── DATA SECTION
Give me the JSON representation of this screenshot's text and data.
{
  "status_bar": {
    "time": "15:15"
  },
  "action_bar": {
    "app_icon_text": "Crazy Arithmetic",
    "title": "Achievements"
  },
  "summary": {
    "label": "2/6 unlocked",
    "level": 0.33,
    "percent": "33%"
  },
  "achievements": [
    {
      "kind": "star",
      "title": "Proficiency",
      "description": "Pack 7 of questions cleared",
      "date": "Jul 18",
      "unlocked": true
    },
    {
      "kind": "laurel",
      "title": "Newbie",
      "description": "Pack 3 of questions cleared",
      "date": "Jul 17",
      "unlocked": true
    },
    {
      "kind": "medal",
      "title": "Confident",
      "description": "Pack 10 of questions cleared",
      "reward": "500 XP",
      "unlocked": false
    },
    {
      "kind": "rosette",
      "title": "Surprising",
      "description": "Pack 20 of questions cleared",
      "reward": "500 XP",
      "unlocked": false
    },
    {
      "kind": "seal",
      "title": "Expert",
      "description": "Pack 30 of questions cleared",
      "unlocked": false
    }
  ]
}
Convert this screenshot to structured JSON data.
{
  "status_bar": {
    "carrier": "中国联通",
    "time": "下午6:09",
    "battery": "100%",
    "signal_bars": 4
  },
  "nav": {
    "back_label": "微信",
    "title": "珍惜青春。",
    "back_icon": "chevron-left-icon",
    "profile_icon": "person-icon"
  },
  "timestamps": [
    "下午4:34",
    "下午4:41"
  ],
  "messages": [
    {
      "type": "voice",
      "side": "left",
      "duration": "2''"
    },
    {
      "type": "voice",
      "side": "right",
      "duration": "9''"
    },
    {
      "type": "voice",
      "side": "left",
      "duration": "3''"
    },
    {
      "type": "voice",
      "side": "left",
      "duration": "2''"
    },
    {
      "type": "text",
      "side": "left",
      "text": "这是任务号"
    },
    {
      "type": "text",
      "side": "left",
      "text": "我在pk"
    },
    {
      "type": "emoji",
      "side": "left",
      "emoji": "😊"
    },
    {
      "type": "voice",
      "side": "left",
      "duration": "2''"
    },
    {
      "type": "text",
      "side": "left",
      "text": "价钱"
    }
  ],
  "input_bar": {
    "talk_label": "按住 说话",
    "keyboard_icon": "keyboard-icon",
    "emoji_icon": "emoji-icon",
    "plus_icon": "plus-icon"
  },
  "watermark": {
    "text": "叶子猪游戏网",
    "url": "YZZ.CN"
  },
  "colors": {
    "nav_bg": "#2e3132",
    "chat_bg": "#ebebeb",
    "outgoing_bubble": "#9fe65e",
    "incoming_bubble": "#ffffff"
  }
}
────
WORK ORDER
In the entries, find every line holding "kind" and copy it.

ANSWER FOR THIS EXERCISE
      "kind": "star",
      "kind": "laurel",
      "kind": "medal",
      "kind": "rosette",
      "kind": "seal",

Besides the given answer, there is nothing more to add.